I was assigned a section in Susan Mann’s Doing Feminist Theory: From Modernity to Postmodernity about radical feminism. Mann’s article was basically a history of radical feminism without much commentary. She chose to “highlight its positive features” (79) instead of also criticizing parts of the movement, which I would consider a flaw. It is more beneficial and more conducive to learning to look at both the strengths and weaknesses of arguments, and this can extend to an ideology.
Radical feminism is second-wave feminism. It concerned itself with “emphasizing how women’s emancipation required that women understand, protect, and control their own bodies” (78). This focus on the body is still very pertinent in feminism today, but was radical during the time. This was a time in which men had nothing preventing them from legally raping their wives. It wasn’t until 1983 in Canada that a man raping his wife was made an illegal offense. When these kinds of injustices are still prevalent, I think it is natural for women to make an effort to talk about these sorts of issues, and, when necessary, enact or ensure the enactment of laws to protect them.

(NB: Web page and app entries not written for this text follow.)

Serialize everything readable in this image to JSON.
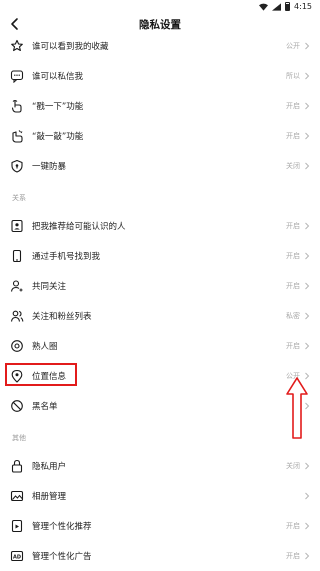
{
  "status_bar": {
    "time": "4:15",
    "left_text": ""
  },
  "header": {
    "title": "隐私设置"
  },
  "sections": [
    {
      "header": "",
      "items": [
        {
          "icon": "star-icon",
          "label": "谁可以看到我的收藏",
          "value": "公开"
        },
        {
          "icon": "message-icon",
          "label": "谁可以私信我",
          "value": "所以"
        },
        {
          "icon": "poke-hand-icon",
          "label": "“戳一下”功能",
          "value": "开启"
        },
        {
          "icon": "knock-hand-icon",
          "label": "“敲一敲”功能",
          "value": "开启"
        },
        {
          "icon": "shield-icon",
          "label": "一键防暴",
          "value": "关闭"
        }
      ]
    },
    {
      "header": "关系",
      "items": [
        {
          "icon": "contact-card-icon",
          "label": "把我推荐给可能认识的人",
          "value": "开启"
        },
        {
          "icon": "phone-icon",
          "label": "通过手机号找到我",
          "value": "开启"
        },
        {
          "icon": "person-icon",
          "label": "共同关注",
          "value": "开启"
        },
        {
          "icon": "people-icon",
          "label": "关注和粉丝列表",
          "value": "私密"
        },
        {
          "icon": "circle-icon",
          "label": "熟人圈",
          "value": "开启"
        },
        {
          "icon": "location-pin-icon",
          "label": "位置信息",
          "value": "公开"
        },
        {
          "icon": "block-icon",
          "label": "黑名单",
          "value": ""
        }
      ]
    },
    {
      "header": "其他",
      "items": [
        {
          "icon": "lock-icon",
          "label": "隐私用户",
          "value": "关闭"
        },
        {
          "icon": "image-icon",
          "label": "相册管理",
          "value": ""
        },
        {
          "icon": "recommend-icon",
          "label": "管理个性化推荐",
          "value": "开启"
        },
        {
          "icon": "ad-icon",
          "label": "管理个性化广告",
          "value": "开启"
        }
      ]
    }
  ],
  "annotation": {
    "highlight_color": "#e21b1b"
  }
}
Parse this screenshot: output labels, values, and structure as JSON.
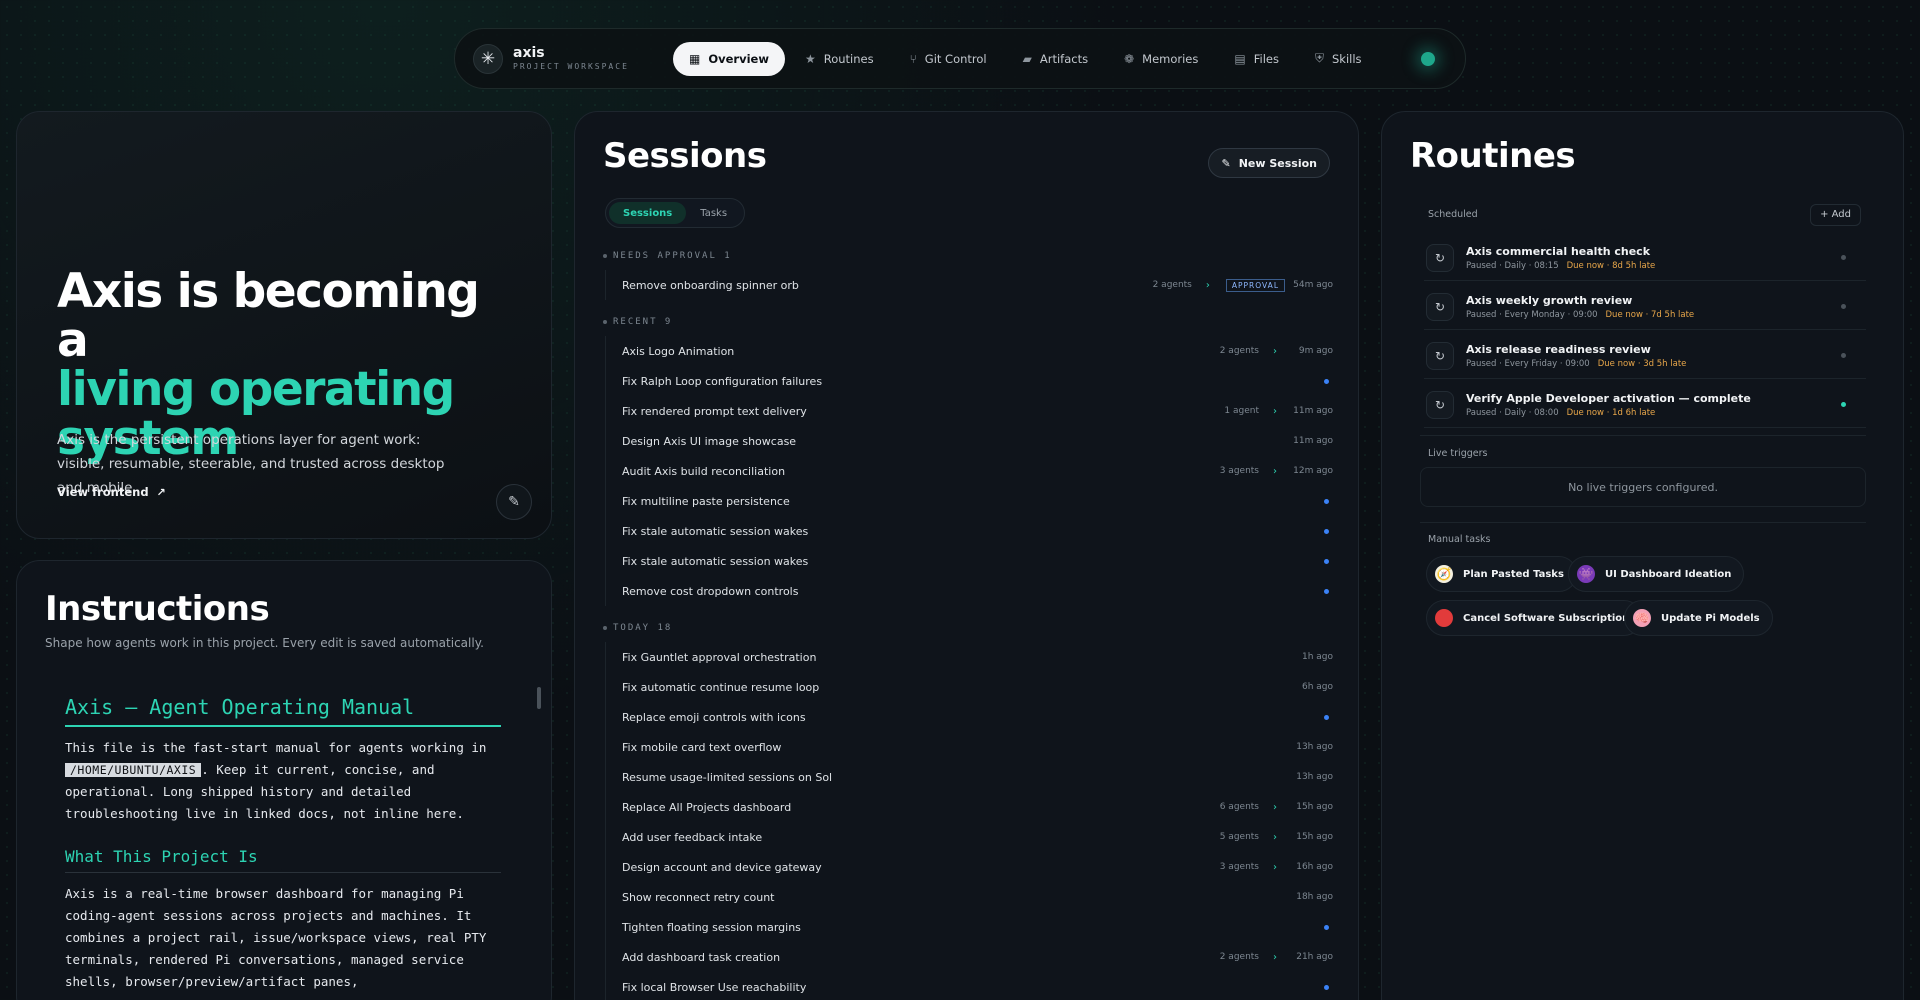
{
  "nav": {
    "brand_name": "axis",
    "brand_sub": "PROJECT WORKSPACE",
    "tabs": [
      {
        "label": "Overview",
        "icon": "grid-icon"
      },
      {
        "label": "Routines",
        "icon": "star-icon"
      },
      {
        "label": "Git Control",
        "icon": "git-branch-icon"
      },
      {
        "label": "Artifacts",
        "icon": "box-icon"
      },
      {
        "label": "Memories",
        "icon": "brain-icon"
      },
      {
        "label": "Files",
        "icon": "file-icon"
      },
      {
        "label": "Skills",
        "icon": "shield-icon"
      }
    ]
  },
  "hero": {
    "title_line1": "Axis is becoming a",
    "title_accent": "living operating system",
    "description": "Axis is the persistent operations layer for agent work: visible, resumable, steerable, and trusted across desktop and mobile.",
    "link": "View frontend"
  },
  "instructions": {
    "title": "Instructions",
    "subtitle": "Shape how agents work in this project. Every edit is saved automatically.",
    "h1": "Axis — Agent Operating Manual",
    "p1_a": "This file is the fast-start manual for agents working in",
    "p1_code": "/HOME/UBUNTU/AXIS",
    "p1_b": ". Keep it current, concise, and operational. Long shipped history and detailed troubleshooting live in linked docs, not inline here.",
    "h2": "What This Project Is",
    "p2": "Axis is a real-time browser dashboard for managing Pi coding-agent sessions across projects and machines. It combines a project rail, issue/workspace views, real PTY terminals, rendered Pi conversations, managed service shells, browser/preview/artifact panes,"
  },
  "sessions": {
    "title": "Sessions",
    "new_button": "New Session",
    "seg_sessions": "Sessions",
    "seg_tasks": "Tasks",
    "groups": [
      {
        "header": "NEEDS APPROVAL  1",
        "rows": [
          {
            "title": "Remove onboarding spinner orb",
            "agents": "2 agents",
            "badge": "APPROVAL",
            "time": "54m ago"
          }
        ]
      },
      {
        "header": "RECENT  9",
        "rows": [
          {
            "title": "Axis Logo Animation",
            "agents": "2 agents",
            "time": "9m ago"
          },
          {
            "title": "Fix Ralph Loop configuration failures",
            "dot": true
          },
          {
            "title": "Fix rendered prompt text delivery",
            "agents": "1 agent",
            "time": "11m ago"
          },
          {
            "title": "Design Axis UI image showcase",
            "time": "11m ago"
          },
          {
            "title": "Audit Axis build reconciliation",
            "agents": "3 agents",
            "time": "12m ago"
          },
          {
            "title": "Fix multiline paste persistence",
            "dot": true
          },
          {
            "title": "Fix stale automatic session wakes",
            "dot": true
          },
          {
            "title": "Fix stale automatic session wakes",
            "dot": true
          },
          {
            "title": "Remove cost dropdown controls",
            "dot": true
          }
        ]
      },
      {
        "header": "TODAY  18",
        "rows": [
          {
            "title": "Fix Gauntlet approval orchestration",
            "time": "1h ago"
          },
          {
            "title": "Fix automatic continue resume loop",
            "time": "6h ago"
          },
          {
            "title": "Replace emoji controls with icons",
            "dot": true
          },
          {
            "title": "Fix mobile card text overflow",
            "time": "13h ago"
          },
          {
            "title": "Resume usage-limited sessions on Sol",
            "time": "13h ago"
          },
          {
            "title": "Replace All Projects dashboard",
            "agents": "6 agents",
            "time": "15h ago"
          },
          {
            "title": "Add user feedback intake",
            "agents": "5 agents",
            "time": "15h ago"
          },
          {
            "title": "Design account and device gateway",
            "agents": "3 agents",
            "time": "16h ago"
          },
          {
            "title": "Show reconnect retry count",
            "time": "18h ago"
          },
          {
            "title": "Tighten floating session margins",
            "dot": true
          },
          {
            "title": "Add dashboard task creation",
            "agents": "2 agents",
            "time": "21h ago"
          },
          {
            "title": "Fix local Browser Use reachability",
            "dot": true
          }
        ]
      }
    ]
  },
  "routines": {
    "title": "Routines",
    "scheduled_label": "Scheduled",
    "add_button": "+ Add",
    "items": [
      {
        "title": "Axis commercial health check",
        "sub": "Paused · Daily · 08:15",
        "late": "Due now · 8d 5h late",
        "active": false
      },
      {
        "title": "Axis weekly growth review",
        "sub": "Paused · Every Monday · 09:00",
        "late": "Due now · 7d 5h late",
        "active": false
      },
      {
        "title": "Axis release readiness review",
        "sub": "Paused · Every Friday · 09:00",
        "late": "Due now · 3d 5h late",
        "active": false
      },
      {
        "title": "Verify Apple Developer activation — complete",
        "sub": "Paused · Daily · 08:00",
        "late": "Due now · 1d 6h late",
        "active": true
      }
    ],
    "live_label": "Live triggers",
    "live_empty": "No live triggers configured.",
    "manual_label": "Manual tasks",
    "manual": [
      {
        "label": "Plan Pasted Tasks",
        "icon": "compass-icon",
        "glyph": "🧭",
        "color": "#f4f0e0"
      },
      {
        "label": "UI Dashboard Ideation",
        "icon": "palette-icon",
        "glyph": "👾",
        "color": "#7a3ab8"
      },
      {
        "label": "Cancel Software Subscription",
        "icon": "red-circle-icon",
        "glyph": "",
        "color": "#e23b3b"
      },
      {
        "label": "Update Pi Models",
        "icon": "brain-icon",
        "glyph": "🧠",
        "color": "#f3a0b5"
      }
    ]
  }
}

Mann describes the prevalence and importance of Carol Hanisch’s phrase, “the personal is political”. It helps us understand why it was so important to enact laws protecting women, and to encourage women who were experiencing abuse and injustices to share their stories. Mann says that radical feminism “is conscious of how men in particular and patriarchal institutions in general benefit from control over women’s lives and bodies”. If women are unable to, at a base level, ensure security of their person, or if they do not even have the legal right to have security of their body, it is hard for us to continue to pursue other endeavors to promote equality. Autonomy and safety seem, to me, incredibly base freedoms, and without them it is difficult if not impossible to progress to other things. Maslow’s Hierarchy of Needs is relevant for this point. Men and patriarchal institutions definitely benefit from control over women’s lives and bodies. If women cannot act as independent beings and are concerned for their safety, they will most certainly not pursue careers or anything else that threaten men.
There is a large section in the reading about lesbianism. Yes, there were lesbians during the period of radical feminism. No surprise. There have been lesbians forever. Just like there have been gay men throughout time. I think it probably would have been very hard at the time to exist within the confines of a society that had such limiting gender binaries. I disagree with quite a few of the arguments that those leading the lesbian separatist movement made, recognizing that as a heterosexual woman I am perhaps in an inappropriate position to judge. Mann describes Charlotte Bunch’s essay where she says that “heterosexuality separates women from each other, forces women to compete for men, and encourages them to define themselves through men” (92). I think that Bunch’s point is problematic because she leaves out the possibility of platonic relationships between women that can provide for friendship without needing to become a lesbian. I don’t think that heterosexual relationships blind women from seeing the problems with patriarchy if they choose to look. I also don’t believe that women are primarily competitive when it comes to men, though I may be biased as I have only lived my own experience, and I really don’t care at this point enough to pursue anyone. Women during this period absolutely benefitted from heterosexual relationships at this time, at least financially. But I don’t think you should discriminate based on sexual orientation, nor should you discriminate based on assumed political perspectives of people who engage in heterosexual relationships. And yes, I think women can sleep with the enemy and still be feminists. Although I avoid sleeping with assholes, I don’t mind calling men I am in a relationship with out if/when they are being sexist. It happens. But I’ve also met quite a few sexist lesbians.
I also think it is important to include men in the discussion about patriarchy, especially as it relates to consent and body autonomy. As Jackson Katz said in his TEDTalk, our society makes women the victim instead of addressing the person who commits acts of violence. There are many talks within the student movement about reframing the No Means No campaign to one revolving around enthusiastic consent to be more sex-positive. It is great to see advertisements targeted at men telling them not to rape instead of just at women, telling them how to protect themselves.
There is so much more I could write about this article, but I will conclude by saying that I understand why radical feminists felt like their primary goals should be in ensuring the physical protection and autonomy of women’s bodies. Even now, quite a lot of feminist discourse revolves around consent and rape culture, which are strongly tied to this fight. Women are still very much defined by their bodies, and are thus often looked at as objects instead of as people. That being said, I am glad we have also looked at different discourses, ,especially in broadening feminist dialogue to include race, class, sexual orientation issues. The lesbian separatist movement was controversial, but I think has its roots in a pretty solid place. Avoiding the chains of patriarchy by removing oneself from men kind of makes sense. But abandoning heterosexual women is problematic. It also seems more like they are giving up on the possibility of men being better people, which is disappointing. Patriarchy hurts women, but also hurts men as well. Changing the dialogue benefits everyone and would make this a world that wouldn’t be so shitty to live in.
To end, I am linking a couple funny but awesome articles.